Stevens moved to Lawrence in 1862 and became president of a local bank. During the Lawrence Massacre he intervened with Quantrill's Raiders in an effort to have them end their attack.

In 1869 Stevens won the contract to supervise construction of the Missouri–Kansas–Texas Railroad, nicknamed M-K-T or Katy, the first railroad to reach Indian Territory (now Oklahoma), after which it continued into Texas. As head of construction, and later the railroad's General Manager, Stevens was responsible for the founding of Parsons in Kansas, Denison in Texas, and other towns along the route. Several of these towns have streets named after Stevens. He left the railroad during the period when Jay Gould controlled it.[8] The Katy became profitable after construction, and Stevens became wealthy while in its employ, enabling him pay back his creditors in full by the end of the 1870s.

In 1879 Stevens retired and returned to Attica, where he lived in retirement as a gentleman farmer and also invested in local businesses, including railroads.[9] He also became involved in several civic and charitable causes, including constructing a library which was named for him,[10] modernizing and expanding local schools and rebuilding the Attica Presbyterian Church.

In 1880 Stevens was an unsuccessful candidate for Congress.[11] Stevens was elected as a Democrat to the Forty-eighth Congress and served in the United States House of Representatives as United States Representative for the Thirty-first Congressional District of New York from March 4, 1883 to March 3, 1885. He was an unsuccessful candidate for reelection in 1884.[12]


Stevens died in Attica on February 23, 1893[13] and is interred at Forest Hill Cemetery.[14]

Family life[edit]

In 1852 Stevens married Mary Proctor Smith, a distant cousin whose family operated a successful lumber business in Manchester, Massachusetts.[15] Their son Frederick C. Stevens served in the New York State Senate and as the state Superintendent of Public Works.[16]


  1. ^ Kansas Historical Society, Robert S. Stevens Collection, 1856–1875, Biography of Robert S. Stevens, 2013
  2. ^ "Robert S. Stevens Collection, 1856–1875". Kansas Historical Society.

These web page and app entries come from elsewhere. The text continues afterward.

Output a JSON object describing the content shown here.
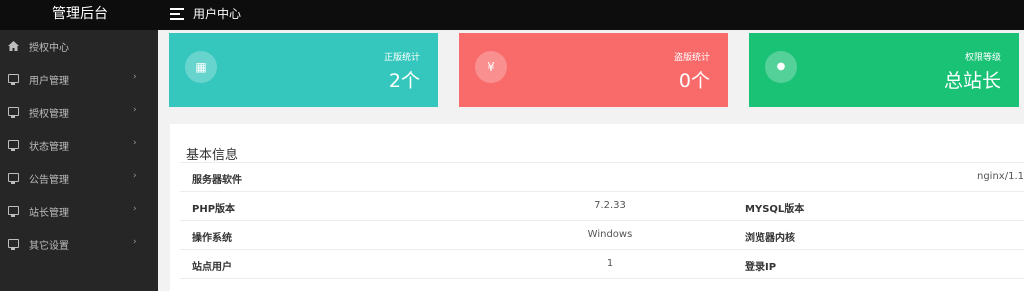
{
  "header": {
    "brand": "管理后台",
    "page_title": "用户中心"
  },
  "sidebar": {
    "items": [
      {
        "label": "授权中心",
        "icon": "home-icon",
        "submenu": false
      },
      {
        "label": "用户管理",
        "icon": "monitor-icon",
        "submenu": true
      },
      {
        "label": "授权管理",
        "icon": "monitor-icon",
        "submenu": true
      },
      {
        "label": "状态管理",
        "icon": "monitor-icon",
        "submenu": true
      },
      {
        "label": "公告管理",
        "icon": "monitor-icon",
        "submenu": true
      },
      {
        "label": "站长管理",
        "icon": "monitor-icon",
        "submenu": true
      },
      {
        "label": "其它设置",
        "icon": "monitor-icon",
        "submenu": true
      }
    ],
    "chevron": "›"
  },
  "cards": [
    {
      "title": "正版统计",
      "value": "2个",
      "icon": "document-icon",
      "glyph": "▦",
      "color": "#35c7bd"
    },
    {
      "title": "盗版统计",
      "value": "0个",
      "icon": "yen-icon",
      "glyph": "¥",
      "color": "#f96a6a"
    },
    {
      "title": "权限等级",
      "value": "总站长",
      "icon": "user-circle-icon",
      "glyph": "●",
      "color": "#1ac276"
    }
  ],
  "info": {
    "title": "基本信息",
    "server_software_label": "服务器软件",
    "server_software_value": "nginx/1.1",
    "rows": [
      {
        "label": "PHP版本",
        "value": "7.2.33",
        "label2": "MYSQL版本"
      },
      {
        "label": "操作系统",
        "value": "Windows",
        "label2": "浏览器内核"
      },
      {
        "label": "站点用户",
        "value": "1",
        "label2": "登录IP"
      }
    ]
  }
}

Retrieved 20 July 2013.
  3. ^ American Genealogical Research Institute, The Stevens Family, 1972, page 107
  4. ^ Buffalo Courier, Admission of Kansas, March 31, 1858
  5. ^ William G. Cutler, History of the State of Kansas, Douglas County, Part 3: County Organization and Official Roster], 1883
  6. ^ Chicago Tribune, A $20,000 Fraud on the State Treasury of Kansas, February 12, 1862
  7. ^ Chicago Tribune, Gov. Robinson of Kansas Impeached, February 25, 1862
  8. ^ New York Times, A Railroad Manager Dismissed, February 2, 1878
  9. ^ New York Times, Another Cantilever Planned, December 27, 1883
  10. ^ Library Journal, Library Economy and History, April, 1894, page 139
  11. ^ New York Times, The New-York Campaign, October 20, 1880
  12. ^ New York Times, Nominated for Congress, October 8, 1884
  13. ^ Thomas William Herringshaw, Herringshaw's National Library of American Biography, 1914, page 337
  14. ^ Thomas E. Spencer, Where They're Buried, 1998, page 253
  15. ^ Wyoming County Historian, Historical Wyoming, Volumes 13-16, 1959, page 41
  16. ^ Lewis Randolph Hamersly, John William Leonard, Frank R. Holmes, Who's Who in New York City and State, Volume 4, 1909, page 1234

External links[edit]

U.S. House of Representatives
Preceded by
Richard Crowley
Member of the U.S. House of Representatives
from New York's 31st congressional district

Succeeded by
John G. Sawyer

 This article incorporates public domain material from the Biographical Directory of the United States Congress website